● **PROBLEM DETAILS**
Would you repeat all the lines below, exactly as they stand?

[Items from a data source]

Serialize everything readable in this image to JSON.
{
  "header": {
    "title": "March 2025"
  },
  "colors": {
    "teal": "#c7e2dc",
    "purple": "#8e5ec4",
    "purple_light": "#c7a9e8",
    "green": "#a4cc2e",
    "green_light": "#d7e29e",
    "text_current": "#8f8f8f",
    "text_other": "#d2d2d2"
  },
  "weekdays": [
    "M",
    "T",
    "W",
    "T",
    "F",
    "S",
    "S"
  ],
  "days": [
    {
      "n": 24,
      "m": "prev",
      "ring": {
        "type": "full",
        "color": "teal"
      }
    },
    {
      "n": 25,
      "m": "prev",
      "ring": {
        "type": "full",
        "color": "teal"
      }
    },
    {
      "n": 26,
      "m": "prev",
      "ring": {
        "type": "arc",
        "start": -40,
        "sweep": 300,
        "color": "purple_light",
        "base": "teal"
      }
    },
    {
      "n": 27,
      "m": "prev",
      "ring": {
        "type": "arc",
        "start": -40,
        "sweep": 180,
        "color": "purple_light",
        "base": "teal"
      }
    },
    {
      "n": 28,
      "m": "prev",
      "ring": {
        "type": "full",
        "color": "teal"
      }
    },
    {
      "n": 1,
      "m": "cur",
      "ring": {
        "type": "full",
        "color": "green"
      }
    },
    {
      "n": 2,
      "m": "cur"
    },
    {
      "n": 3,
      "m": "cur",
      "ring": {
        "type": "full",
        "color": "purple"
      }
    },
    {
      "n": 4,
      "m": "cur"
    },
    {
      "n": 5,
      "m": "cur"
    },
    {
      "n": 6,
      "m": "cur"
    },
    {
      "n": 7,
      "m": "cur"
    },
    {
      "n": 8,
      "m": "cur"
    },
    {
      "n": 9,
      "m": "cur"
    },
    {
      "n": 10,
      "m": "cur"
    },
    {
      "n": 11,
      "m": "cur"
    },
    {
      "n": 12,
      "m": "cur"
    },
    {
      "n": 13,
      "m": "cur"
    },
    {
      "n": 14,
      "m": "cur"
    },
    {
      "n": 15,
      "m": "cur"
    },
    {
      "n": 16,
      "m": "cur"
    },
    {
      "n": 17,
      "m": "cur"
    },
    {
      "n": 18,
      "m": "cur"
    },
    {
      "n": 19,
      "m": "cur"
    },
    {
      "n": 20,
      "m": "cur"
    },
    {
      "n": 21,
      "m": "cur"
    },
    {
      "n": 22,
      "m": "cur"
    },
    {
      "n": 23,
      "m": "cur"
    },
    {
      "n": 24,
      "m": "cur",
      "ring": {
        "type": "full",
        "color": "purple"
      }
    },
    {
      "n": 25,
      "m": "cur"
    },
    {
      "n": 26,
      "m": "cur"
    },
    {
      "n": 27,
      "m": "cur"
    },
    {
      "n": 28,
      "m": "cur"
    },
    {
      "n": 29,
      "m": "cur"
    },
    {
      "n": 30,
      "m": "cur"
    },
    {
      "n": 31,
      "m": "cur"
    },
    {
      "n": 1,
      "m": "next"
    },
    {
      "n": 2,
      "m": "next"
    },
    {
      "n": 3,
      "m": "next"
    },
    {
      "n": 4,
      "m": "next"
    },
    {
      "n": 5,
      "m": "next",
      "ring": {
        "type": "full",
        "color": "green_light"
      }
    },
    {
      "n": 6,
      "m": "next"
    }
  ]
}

● **EXERCISE SOLUTION**
Serialize everything readable in this image to JSON.
{
  "header": {
    "title": "March 2025"
  },
  "colors": {
    "teal": "#c7e2dc",
    "purple": "#8e5ec4",
    "purple_light": "#c7a9e8",
    "green": "#a4cc2e",
    "green_light": "#d7e29e",
    "text_current": "#8f8f8f",
    "text_other": "#d2d2d2"
  },
  "weekdays": [
    "M",
    "T",
    "W",
    "T",
    "F",
    "S",
    "S"
  ],
  "days": [
    {
      "n": 24,
      "m": "prev",
      "ring": {
        "type": "full",
        "color": "teal"
      }
    },
    {
      "n": 25,
      "m": "prev",
      "ring": {
        "type": "full",
        "color": "teal"
      }
    },
    {
      "n": 26,
      "m": "prev",
      "ring": {
        "type": "arc",
        "start": -40,
        "sweep": 300,
        "color": "purple_light",
        "base": "teal"
      }
    },
    {
      "n": 27,
      "m": "prev",
      "ring": {
        "type": "arc",
        "start": -40,
        "sweep": 180,
        "color": "purple_light",
        "base": "teal"
      }
    },
    {
      "n": 28,
      "m": "prev",
      "ring": {
        "type": "full",
        "color": "teal"
      }
    },
    {
      "n": 1,
      "m": "cur",
      "ring": {
        "type": "full",
        "color": "green"
      }
    },
    {
      "n": 2,
      "m": "cur"
    },
    {
      "n": 3,
      "m": "cur",
      "ring": {
        "type": "full",
        "color": "purple"
      }
    },
    {
      "n": 4,
      "m": "cur"
    },
    {
      "n": 5,
      "m": "cur"
    },
    {
      "n": 6,
      "m": "cur"
    },
    {
      "n": 7,
      "m": "cur"
    },
    {
      "n": 8,
      "m": "cur"
    },
    {
      "n": 9,
      "m": "cur"
    },
    {
      "n": 10,
      "m": "cur"
    },
    {
      "n": 11,
      "m": "cur"
    },
    {
      "n": 12,
      "m": "cur"
    },
    {
      "n": 13,
      "m": "cur"
    },
    {
      "n": 14,
      "m": "cur"
    },
    {
      "n": 15,
      "m": "cur"
    },
    {
      "n": 16,
      "m": "cur"
    },
    {
      "n": 17,
      "m": "cur"
    },
    {
      "n": 18,
      "m": "cur"
    },
    {
      "n": 19,
      "m": "cur"
    },
    {
      "n": 20,
      "m": "cur"
    },
    {
      "n": 21,
      "m": "cur"
    },
    {
      "n": 22,
      "m": "cur"
    },
    {
      "n": 23,
      "m": "cur"
    },
    {
      "n": 24,
      "m": "cur",
      "ring": {
        "type": "full",
        "color": "purple"
      }
    },
    {
      "n": 25,
      "m": "cur"
    },
    {
      "n": 26,
      "m": "cur"
    },
    {
      "n": 27,
      "m": "cur"
    },
    {
      "n": 28,
      "m": "cur"
    },
    {
      "n": 29,
      "m": "cur"
    },
    {
      "n": 30,
      "m": "cur"
    },
    {
      "n": 31,
      "m": "cur"
    },
    {
      "n": 1,
      "m": "next"
    },
    {
      "n": 2,
      "m": "next"
    },
    {
      "n": 3,
      "m": "next"
    },
    {
      "n": 4,
      "m": "next"
    },
    {
      "n": 5,
      "m": "next",
      "ring": {
        "type": "full",
        "color": "green_light"
      }
    },
    {
      "n": 6,
      "m": "next"
    }
  ]
}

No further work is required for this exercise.